There’s a lot wrong with journalism today. Aside from managing editors from a bean-counting rather than an ambulance-chasing background there are many things wrong.
Just yesterday we had a call from a journalism degree student desperate to do some work experience in our press office. Any old hack would notice at least two things wrong with that sentence.
In my opinion journalism started to die when journalism degrees were introduced. You can’t teach someone how to write, you can’t teach someone how to recognise a good story when they stumble upon it and you can’t teach someone how to find the drive to get that foot in the door. You can teach them as much theory as you like but most of the job is innate.
In my days as a journo I remember the training manager showing me a letter from a 17-year-old boy who’d just finished school and wanted to so some summer work before starting his journalism degree. His shiny new CV was impressive – a top A for his Higher English and he’d started a community newspaper, writing the stories himself, running it off at the printers and delivering them himself. He came, he worked his socks off and we offered to take him on as a junior reporter there and then. But no, he was determined to get the qualification and off he went to uni.
Four years later he wrote a very different letter, asking if he could come and work for us. The passion had gone and what’s more he didn’t want a junior reporter’s job, he wanted to come in higher up – after all he had a degree and most of our staff didn’t. When I started, I cut my teeth on prize winners and cheque presentations before moving up to the heady heights of road accidents and gala days. News features and front pages took a wee while longer but I knew I was learning a trade from the older hacks. Note, trade, not profession.
If you really want a degree, go and study something that will make you a specialist, such as environment, health or education correspondent. Acquire other skills that make you different from other candidates – really fast shorthand, proper typing skills, a working knowledge of Arabic, whatever.

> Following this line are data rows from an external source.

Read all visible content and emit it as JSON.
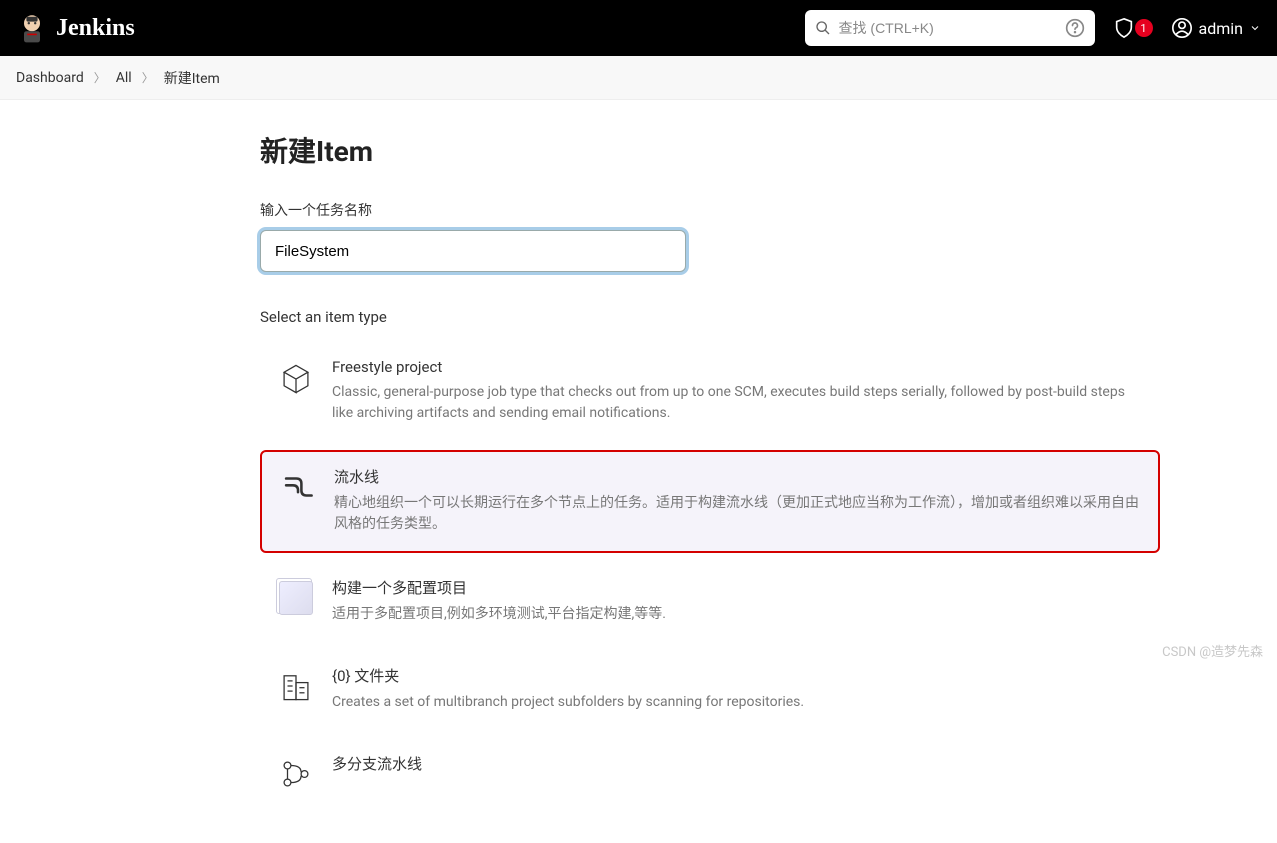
{
  "header": {
    "logo_text": "Jenkins",
    "search_placeholder": "查找 (CTRL+K)",
    "alert_count": "1",
    "user_name": "admin"
  },
  "breadcrumb": {
    "items": [
      "Dashboard",
      "All",
      "新建Item"
    ]
  },
  "page": {
    "title": "新建Item",
    "name_label": "输入一个任务名称",
    "name_value": "FileSystem",
    "select_label": "Select an item type"
  },
  "items": [
    {
      "title": "Freestyle project",
      "desc": "Classic, general-purpose job type that checks out from up to one SCM, executes build steps serially, followed by post-build steps like archiving artifacts and sending email notifications."
    },
    {
      "title": "流水线",
      "desc": "精心地组织一个可以长期运行在多个节点上的任务。适用于构建流水线（更加正式地应当称为工作流），增加或者组织难以采用自由风格的任务类型。"
    },
    {
      "title": "构建一个多配置项目",
      "desc": "适用于多配置项目,例如多环境测试,平台指定构建,等等."
    },
    {
      "title": "{0} 文件夹",
      "desc": "Creates a set of multibranch project subfolders by scanning for repositories."
    },
    {
      "title": "多分支流水线",
      "desc": ""
    }
  ],
  "watermark": "CSDN @造梦先森"
}
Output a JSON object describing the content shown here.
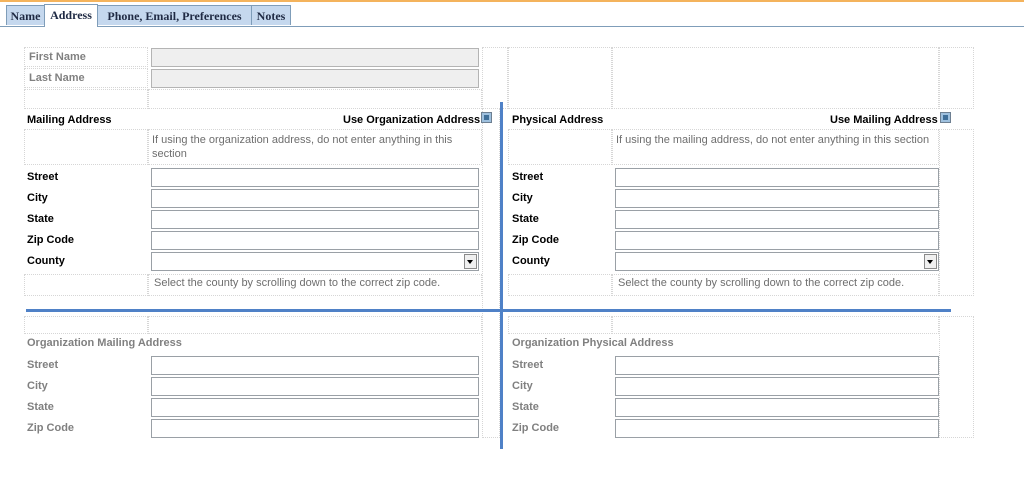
{
  "tabs": [
    {
      "label": "Name",
      "active": false
    },
    {
      "label": "Address",
      "active": true
    },
    {
      "label": "Phone, Email, Preferences",
      "active": false
    },
    {
      "label": "Notes",
      "active": false
    }
  ],
  "name_section": {
    "first_name_label": "First Name",
    "first_name_value": "",
    "last_name_label": "Last Name",
    "last_name_value": ""
  },
  "mailing": {
    "heading": "Mailing Address",
    "use_label": "Use Organization Address",
    "use_checked": true,
    "note": "If using the organization address, do not enter anything in this section",
    "street_label": "Street",
    "city_label": "City",
    "state_label": "State",
    "zip_label": "Zip Code",
    "county_label": "County",
    "county_note": "Select the county by scrolling down to the correct zip code."
  },
  "physical": {
    "heading": "Physical Address",
    "use_label": "Use Mailing Address",
    "use_checked": true,
    "note": "If using the mailing address, do not enter anything in this section",
    "street_label": "Street",
    "city_label": "City",
    "state_label": "State",
    "zip_label": "Zip Code",
    "county_label": "County",
    "county_note": "Select the county by scrolling down to the correct zip code."
  },
  "org_mailing": {
    "heading": "Organization Mailing Address",
    "street_label": "Street",
    "city_label": "City",
    "state_label": "State",
    "zip_label": "Zip Code"
  },
  "org_physical": {
    "heading": "Organization Physical Address",
    "street_label": "Street",
    "city_label": "City",
    "state_label": "State",
    "zip_label": "Zip Code"
  },
  "colors": {
    "tab_bg": "#c5d8ee",
    "divider": "#4f81c7",
    "top_accent": "#f4b35c"
  }
}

Back to that un-subbed sentence. Why would a potential journalist want work experience in a press office? PROs are just failed journalists aren’t they? This should be the view of any young journalist but sadly these days press releases seem to be the main ingredient in the news mix.
The sad fact is that today’s journalists don’t get out enough. Pavement pounding and getting to know a community should come first in a journalist’s tasks but that takes time, sometimes for no return. The result – performance measured in column inches, journalists who spend their day on the phone, online or rewording press releases.
I’d like to see newspapers and TV news revealing their source – I think we’d all be surprised at how much content starts in a press office or worse with a PR company.
Journalists are becoming further removed from the communities they serve, more and more out of touch with what those communities want to read.
Which takes me on to my third point . . .
When you write for a national title, you tend to look down your nose at regional papers. When you write for a regional title you tend to look down your nose at locals. What no one seems to realise is that the locals are the important ones. Journalists shouldn’t look at locals as the lowest rung on the career ladder but this is what happens.
Local papers tend to have young staff, keen to move on to a regional or a national. A high turnover of staff means a staff that doesn’t take the time to get to know its community and what it wants to read. So, instead of community information of real value we end up with papers full of stabbings, court appearances and digs at the council.
When I worked on a regional Sunday title we used to laugh at the line-up photos in our local daily title but do you know what, those pics are what sold the paper because it was what the community wanted to see.
If I were thinking of moving to a new area I’d like to think that if I bought the local paper I’d get a good idea of what the area was like but somehow I doubt many would reflect a true picture of their community.
My old editor was proud if anyone ever said his paper was full of trivia. In Roman times news was passed on by word-of-mouth at street corners, hence the ‘via’ in trivia. Which takes my to my fourth and last (for the moment) point . . .
Falling circulation figures
This is what those bean-counting managing editors really hate but what they fail to understand is why they are falling.
Most young people today don’t buy newspapers or watch the news. They get their news online, and not from behind a newspaper pay wall but from Twitter, Facebook, blogs and news aggregators such as Newsvine and their own RSS feeds.
One such bean counter managing editor recently revealed, to my astonishment, that he thinks Twitter is just gossip. He may think that but I suspect his staff are monitoring it all the time for leads. At least I hope they are.
When I look at the array of social media tools that today’s journalists have I think back to the clunky green screen computer I worked with and the mobile phone the size of a house brick that wouldn’t work five miles outside a major town. But at least I got out and about and spoke to people in the street which generated news and features.
Media moguls just need to look at some of the really good community sites (Camden People, Stafford Direct, A Little Bit of Stone etc.) out there to see what the public want, but I’d suggest if there’s already a community site in your area, it may be too late because your community is already doing it for itself.
Journalists no longer control the message – the people do.